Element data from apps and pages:
>>>

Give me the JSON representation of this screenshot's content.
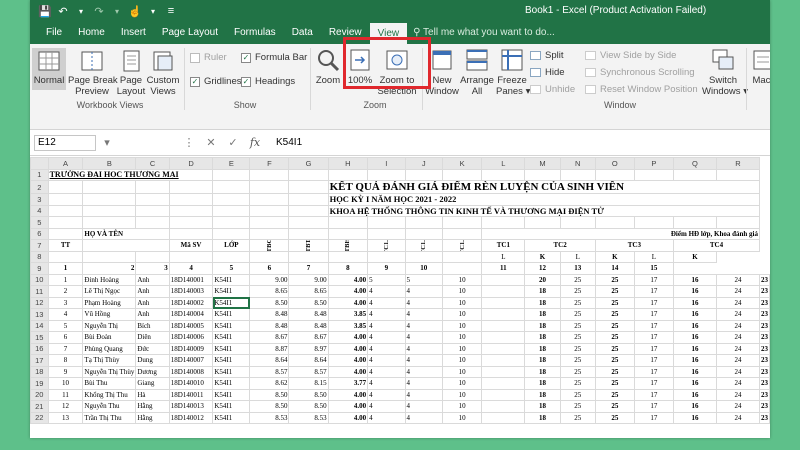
{
  "titlebar": {
    "save_icon": "save-icon",
    "undo_icon": "undo-icon",
    "redo_icon": "redo-icon",
    "touch_icon": "touch-mode-icon",
    "customize_icon": "customize-qat-icon",
    "title": "Book1 - Excel (Product Activation Failed)"
  },
  "tabs": [
    "File",
    "Home",
    "Insert",
    "Page Layout",
    "Formulas",
    "Data",
    "Review",
    "View"
  ],
  "active_tab": "View",
  "tell_me": "Tell me what you want to do...",
  "ribbon": {
    "workbook_views": {
      "label": "Workbook Views",
      "normal": "Normal",
      "page_break_1": "Page Break",
      "page_break_2": "Preview",
      "page_layout_1": "Page",
      "page_layout_2": "Layout",
      "custom_1": "Custom",
      "custom_2": "Views"
    },
    "show": {
      "label": "Show",
      "ruler": "Ruler",
      "formula_bar": "Formula Bar",
      "gridlines": "Gridlines",
      "headings": "Headings"
    },
    "zoom": {
      "label": "Zoom",
      "zoom": "Zoom",
      "hundred": "100%",
      "zoom_sel_1": "Zoom to",
      "zoom_sel_2": "Selection"
    },
    "window": {
      "label": "Window",
      "new_1": "New",
      "new_2": "Window",
      "arrange_1": "Arrange",
      "arrange_2": "All",
      "freeze_1": "Freeze",
      "freeze_2": "Panes",
      "split": "Split",
      "hide": "Hide",
      "unhide": "Unhide",
      "side_by_side": "View Side by Side",
      "sync_scroll": "Synchronous Scrolling",
      "reset_pos": "Reset Window Position",
      "switch_1": "Switch",
      "switch_2": "Windows",
      "macros": "Macr"
    }
  },
  "formula": {
    "name_box": "E12",
    "fx": "fx",
    "value": "K54I1"
  },
  "columns": [
    "A",
    "B",
    "C",
    "D",
    "E",
    "F",
    "G",
    "H",
    "I",
    "J",
    "K",
    "L",
    "M",
    "N",
    "O",
    "P",
    "Q",
    "R"
  ],
  "sheet": {
    "school": "TRƯỜNG ĐẠI HỌC THƯƠNG MẠI",
    "title": "KẾT QUẢ ĐÁNH GIÁ ĐIỂM RÈN LUYỆN CỦA SINH VIÊN",
    "semester": "HỌC KỲ I NĂM HỌC 2021 - 2022",
    "faculty": "KHOA HỆ THỐNG THÔNG TIN KINH TẾ VÀ THƯƠNG MẠI ĐIỆN TỬ",
    "h_tt": "TT",
    "h_name": "HỌ VÀ TÊN",
    "h_msv": "Mã SV",
    "h_lop": "LỚP",
    "h_dtbcc": "ĐTBCC",
    "h_dtbth": "ĐTBTH",
    "h_dtbht": "ĐTBHT",
    "h_tc11": "TC1.1",
    "h_tc12": "TC1.2",
    "h_tc13": "TC1.3",
    "h_diem_hd": "Điểm HĐ lớp, Khoa đánh giá",
    "h_tc1": "TC1",
    "h_tc2": "TC2",
    "h_tc3": "TC3",
    "h_tc4": "TC4",
    "h_l": "L",
    "h_k": "K",
    "idx": [
      "1",
      "2",
      "3",
      "4",
      "5",
      "6",
      "7",
      "8",
      "9",
      "10",
      "11",
      "12",
      "13",
      "14",
      "15"
    ],
    "rows": [
      {
        "tt": "1",
        "ho": "Đinh Hoàng",
        "ten": "Anh",
        "msv": "18D140001",
        "lop": "K54I1",
        "cc": "9.00",
        "th": "9.00",
        "ht": "4.00",
        "a": "5",
        "b": "5",
        "c": "10",
        "tc1": "20",
        "l2": "25",
        "k2": "25",
        "l3": "17",
        "k3": "16",
        "l4": "24",
        "k4": "23"
      },
      {
        "tt": "2",
        "ho": "Lê Thị Ngọc",
        "ten": "Anh",
        "msv": "18D140003",
        "lop": "K54I1",
        "cc": "8.65",
        "th": "8.65",
        "ht": "4.00",
        "a": "4",
        "b": "4",
        "c": "10",
        "tc1": "18",
        "l2": "25",
        "k2": "25",
        "l3": "17",
        "k3": "16",
        "l4": "24",
        "k4": "23"
      },
      {
        "tt": "3",
        "ho": "Phạm Hoàng",
        "ten": "Anh",
        "msv": "18D140002",
        "lop": "K54I1",
        "cc": "8.50",
        "th": "8.50",
        "ht": "4.00",
        "a": "4",
        "b": "4",
        "c": "10",
        "tc1": "18",
        "l2": "25",
        "k2": "25",
        "l3": "17",
        "k3": "16",
        "l4": "24",
        "k4": "23"
      },
      {
        "tt": "4",
        "ho": "Vũ Hồng",
        "ten": "Anh",
        "msv": "18D140004",
        "lop": "K54I1",
        "cc": "8.48",
        "th": "8.48",
        "ht": "3.85",
        "a": "4",
        "b": "4",
        "c": "10",
        "tc1": "18",
        "l2": "25",
        "k2": "25",
        "l3": "17",
        "k3": "16",
        "l4": "24",
        "k4": "23"
      },
      {
        "tt": "5",
        "ho": "Nguyễn Thị",
        "ten": "Bích",
        "msv": "18D140005",
        "lop": "K54I1",
        "cc": "8.48",
        "th": "8.48",
        "ht": "3.85",
        "a": "4",
        "b": "4",
        "c": "10",
        "tc1": "18",
        "l2": "25",
        "k2": "25",
        "l3": "17",
        "k3": "16",
        "l4": "24",
        "k4": "23"
      },
      {
        "tt": "6",
        "ho": "Bùi Đoàn",
        "ten": "Diên",
        "msv": "18D140006",
        "lop": "K54I1",
        "cc": "8.67",
        "th": "8.67",
        "ht": "4.00",
        "a": "4",
        "b": "4",
        "c": "10",
        "tc1": "18",
        "l2": "25",
        "k2": "25",
        "l3": "17",
        "k3": "16",
        "l4": "24",
        "k4": "23"
      },
      {
        "tt": "7",
        "ho": "Phùng Quang",
        "ten": "Đức",
        "msv": "18D140009",
        "lop": "K54I1",
        "cc": "8.87",
        "th": "8.97",
        "ht": "4.00",
        "a": "4",
        "b": "4",
        "c": "10",
        "tc1": "18",
        "l2": "25",
        "k2": "25",
        "l3": "17",
        "k3": "16",
        "l4": "24",
        "k4": "23"
      },
      {
        "tt": "8",
        "ho": "Tạ Thị Thùy",
        "ten": "Dung",
        "msv": "18D140007",
        "lop": "K54I1",
        "cc": "8.64",
        "th": "8.64",
        "ht": "4.00",
        "a": "4",
        "b": "4",
        "c": "10",
        "tc1": "18",
        "l2": "25",
        "k2": "25",
        "l3": "17",
        "k3": "16",
        "l4": "24",
        "k4": "23"
      },
      {
        "tt": "9",
        "ho": "Nguyễn Thị Thùy",
        "ten": "Dương",
        "msv": "18D140008",
        "lop": "K54I1",
        "cc": "8.57",
        "th": "8.57",
        "ht": "4.00",
        "a": "4",
        "b": "4",
        "c": "10",
        "tc1": "18",
        "l2": "25",
        "k2": "25",
        "l3": "17",
        "k3": "16",
        "l4": "24",
        "k4": "23"
      },
      {
        "tt": "10",
        "ho": "Bùi Thu",
        "ten": "Giang",
        "msv": "18D140010",
        "lop": "K54I1",
        "cc": "8.62",
        "th": "8.15",
        "ht": "3.77",
        "a": "4",
        "b": "4",
        "c": "10",
        "tc1": "18",
        "l2": "25",
        "k2": "25",
        "l3": "17",
        "k3": "16",
        "l4": "24",
        "k4": "23"
      },
      {
        "tt": "11",
        "ho": "Khổng Thị Thu",
        "ten": "Hà",
        "msv": "18D140011",
        "lop": "K54I1",
        "cc": "8.50",
        "th": "8.50",
        "ht": "4.00",
        "a": "4",
        "b": "4",
        "c": "10",
        "tc1": "18",
        "l2": "25",
        "k2": "25",
        "l3": "17",
        "k3": "16",
        "l4": "24",
        "k4": "23"
      },
      {
        "tt": "12",
        "ho": "Nguyễn Thu",
        "ten": "Hằng",
        "msv": "18D140013",
        "lop": "K54I1",
        "cc": "8.50",
        "th": "8.50",
        "ht": "4.00",
        "a": "4",
        "b": "4",
        "c": "10",
        "tc1": "18",
        "l2": "25",
        "k2": "25",
        "l3": "17",
        "k3": "16",
        "l4": "24",
        "k4": "23"
      },
      {
        "tt": "13",
        "ho": "Trần Thị Thu",
        "ten": "Hằng",
        "msv": "18D140012",
        "lop": "K54I1",
        "cc": "8.53",
        "th": "8.53",
        "ht": "4.00",
        "a": "4",
        "b": "4",
        "c": "10",
        "tc1": "18",
        "l2": "25",
        "k2": "25",
        "l3": "17",
        "k3": "16",
        "l4": "24",
        "k4": "23"
      }
    ]
  },
  "colors": {
    "excel_green": "#217346",
    "highlight_red": "#e0282d"
  }
}
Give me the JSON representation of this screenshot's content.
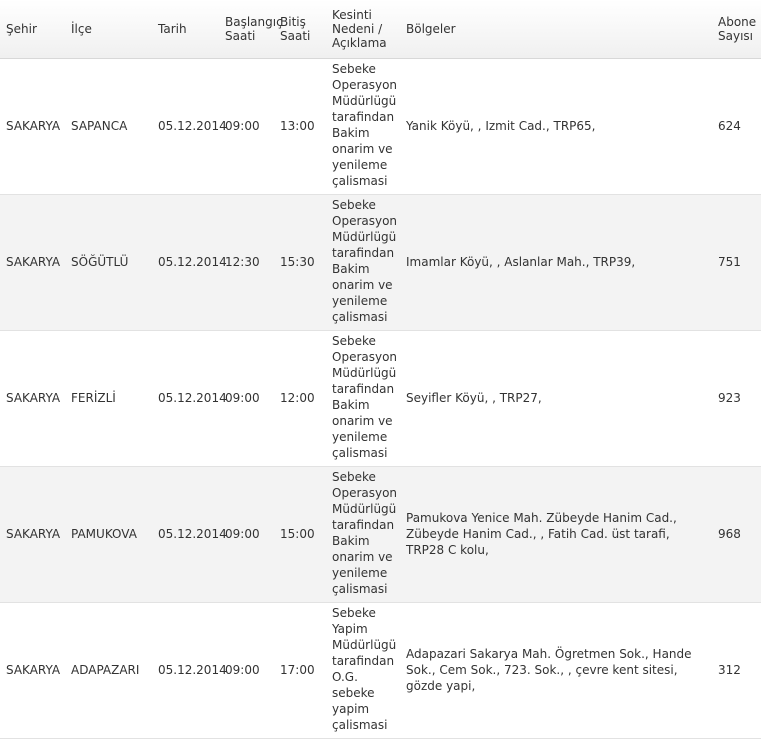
{
  "table": {
    "headers": {
      "city": "Şehir",
      "district": "İlçe",
      "date": "Tarih",
      "start": "Başlangıç\nSaati",
      "end": "Bitiş\nSaati",
      "reason": "Kesinti\nNedeni /\nAçıklama",
      "regions": "Bölgeler",
      "subscribers": "Abone\nSayısı"
    },
    "rows": [
      {
        "city": "SAKARYA",
        "district": "SAPANCA",
        "date": "05.12.2014",
        "start": "09:00",
        "end": "13:00",
        "reason": "Sebeke Operasyon Müdürlügü tarafindan Bakim onarim ve yenileme çalismasi",
        "regions": "Yanik Köyü, , Izmit Cad., TRP65,",
        "subscribers": "624"
      },
      {
        "city": "SAKARYA",
        "district": "SÖĞÜTLÜ",
        "date": "05.12.2014",
        "start": "12:30",
        "end": "15:30",
        "reason": "Sebeke Operasyon Müdürlügü tarafindan Bakim onarim ve yenileme çalismasi",
        "regions": "Imamlar Köyü, , Aslanlar Mah., TRP39,",
        "subscribers": "751"
      },
      {
        "city": "SAKARYA",
        "district": "FERİZLİ",
        "date": "05.12.2014",
        "start": "09:00",
        "end": "12:00",
        "reason": "Sebeke Operasyon Müdürlügü tarafindan Bakim onarim ve yenileme çalismasi",
        "regions": "Seyifler Köyü, , TRP27,",
        "subscribers": "923"
      },
      {
        "city": "SAKARYA",
        "district": "PAMUKOVA",
        "date": "05.12.2014",
        "start": "09:00",
        "end": "15:00",
        "reason": "Sebeke Operasyon Müdürlügü tarafindan Bakim onarim ve yenileme çalismasi",
        "regions": "Pamukova Yenice Mah. Zübeyde Hanim Cad., Zübeyde Hanim Cad., , Fatih Cad. üst tarafi, TRP28 C kolu,",
        "subscribers": "968"
      },
      {
        "city": "SAKARYA",
        "district": "ADAPAZARI",
        "date": "05.12.2014",
        "start": "09:00",
        "end": "17:00",
        "reason": "Sebeke Yapim Müdürlügü tarafindan O.G. sebeke yapim çalismasi",
        "regions": "Adapazari Sakarya Mah. Ögretmen Sok., Hande Sok., Cem Sok., 723. Sok., , çevre kent sitesi, gözde yapi,",
        "subscribers": "312"
      }
    ]
  }
}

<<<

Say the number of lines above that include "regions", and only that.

*Your response*.
6